**Task to complete:** Please set down each line of the data again, unchanged.

(Web page and app entries)
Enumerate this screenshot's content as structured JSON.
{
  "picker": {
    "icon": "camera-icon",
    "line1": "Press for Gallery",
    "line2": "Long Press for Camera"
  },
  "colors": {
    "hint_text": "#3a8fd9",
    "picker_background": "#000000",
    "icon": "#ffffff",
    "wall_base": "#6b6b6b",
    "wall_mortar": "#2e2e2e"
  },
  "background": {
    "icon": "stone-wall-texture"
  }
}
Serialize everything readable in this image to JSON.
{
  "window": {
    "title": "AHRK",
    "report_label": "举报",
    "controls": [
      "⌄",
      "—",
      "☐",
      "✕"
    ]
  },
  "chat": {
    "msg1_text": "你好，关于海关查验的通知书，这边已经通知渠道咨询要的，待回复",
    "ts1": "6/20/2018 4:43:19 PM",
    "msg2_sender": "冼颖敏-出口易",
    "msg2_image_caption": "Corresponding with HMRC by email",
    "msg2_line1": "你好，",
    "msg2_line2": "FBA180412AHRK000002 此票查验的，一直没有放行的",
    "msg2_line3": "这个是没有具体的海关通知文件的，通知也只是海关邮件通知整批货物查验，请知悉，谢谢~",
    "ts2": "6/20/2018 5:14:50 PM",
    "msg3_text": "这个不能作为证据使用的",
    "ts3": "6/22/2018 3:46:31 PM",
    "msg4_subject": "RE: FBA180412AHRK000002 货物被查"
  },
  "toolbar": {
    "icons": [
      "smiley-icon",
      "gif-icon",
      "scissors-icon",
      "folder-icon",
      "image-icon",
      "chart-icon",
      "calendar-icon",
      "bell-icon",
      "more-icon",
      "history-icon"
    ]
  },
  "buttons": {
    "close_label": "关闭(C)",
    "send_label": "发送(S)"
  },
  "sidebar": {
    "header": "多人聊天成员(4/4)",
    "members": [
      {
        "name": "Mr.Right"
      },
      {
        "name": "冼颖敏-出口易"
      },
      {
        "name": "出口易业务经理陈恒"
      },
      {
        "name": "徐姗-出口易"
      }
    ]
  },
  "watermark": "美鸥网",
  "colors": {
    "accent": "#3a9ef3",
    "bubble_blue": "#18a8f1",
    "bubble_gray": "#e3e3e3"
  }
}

**Final answer:**
Enumerate this screenshot's content as structured JSON.
{
  "picker": {
    "icon": "camera-icon",
    "line1": "Press for Gallery",
    "line2": "Long Press for Camera"
  },
  "colors": {
    "hint_text": "#3a8fd9",
    "picker_background": "#000000",
    "icon": "#ffffff",
    "wall_base": "#6b6b6b",
    "wall_mortar": "#2e2e2e"
  },
  "background": {
    "icon": "stone-wall-texture"
  }
}
Serialize everything readable in this image to JSON.
{
  "window": {
    "title": "AHRK",
    "report_label": "举报",
    "controls": [
      "⌄",
      "—",
      "☐",
      "✕"
    ]
  },
  "chat": {
    "msg1_text": "你好，关于海关查验的通知书，这边已经通知渠道咨询要的，待回复",
    "ts1": "6/20/2018 4:43:19 PM",
    "msg2_sender": "冼颖敏-出口易",
    "msg2_image_caption": "Corresponding with HMRC by email",
    "msg2_line1": "你好，",
    "msg2_line2": "FBA180412AHRK000002 此票查验的，一直没有放行的",
    "msg2_line3": "这个是没有具体的海关通知文件的，通知也只是海关邮件通知整批货物查验，请知悉，谢谢~",
    "ts2": "6/20/2018 5:14:50 PM",
    "msg3_text": "这个不能作为证据使用的",
    "ts3": "6/22/2018 3:46:31 PM",
    "msg4_subject": "RE: FBA180412AHRK000002 货物被查"
  },
  "toolbar": {
    "icons": [
      "smiley-icon",
      "gif-icon",
      "scissors-icon",
      "folder-icon",
      "image-icon",
      "chart-icon",
      "calendar-icon",
      "bell-icon",
      "more-icon",
      "history-icon"
    ]
  },
  "buttons": {
    "close_label": "关闭(C)",
    "send_label": "发送(S)"
  },
  "sidebar": {
    "header": "多人聊天成员(4/4)",
    "members": [
      {
        "name": "Mr.Right"
      },
      {
        "name": "冼颖敏-出口易"
      },
      {
        "name": "出口易业务经理陈恒"
      },
      {
        "name": "徐姗-出口易"
      }
    ]
  },
  "watermark": "美鸥网",
  "colors": {
    "accent": "#3a9ef3",
    "bubble_blue": "#18a8f1",
    "bubble_gray": "#e3e3e3"
  }
}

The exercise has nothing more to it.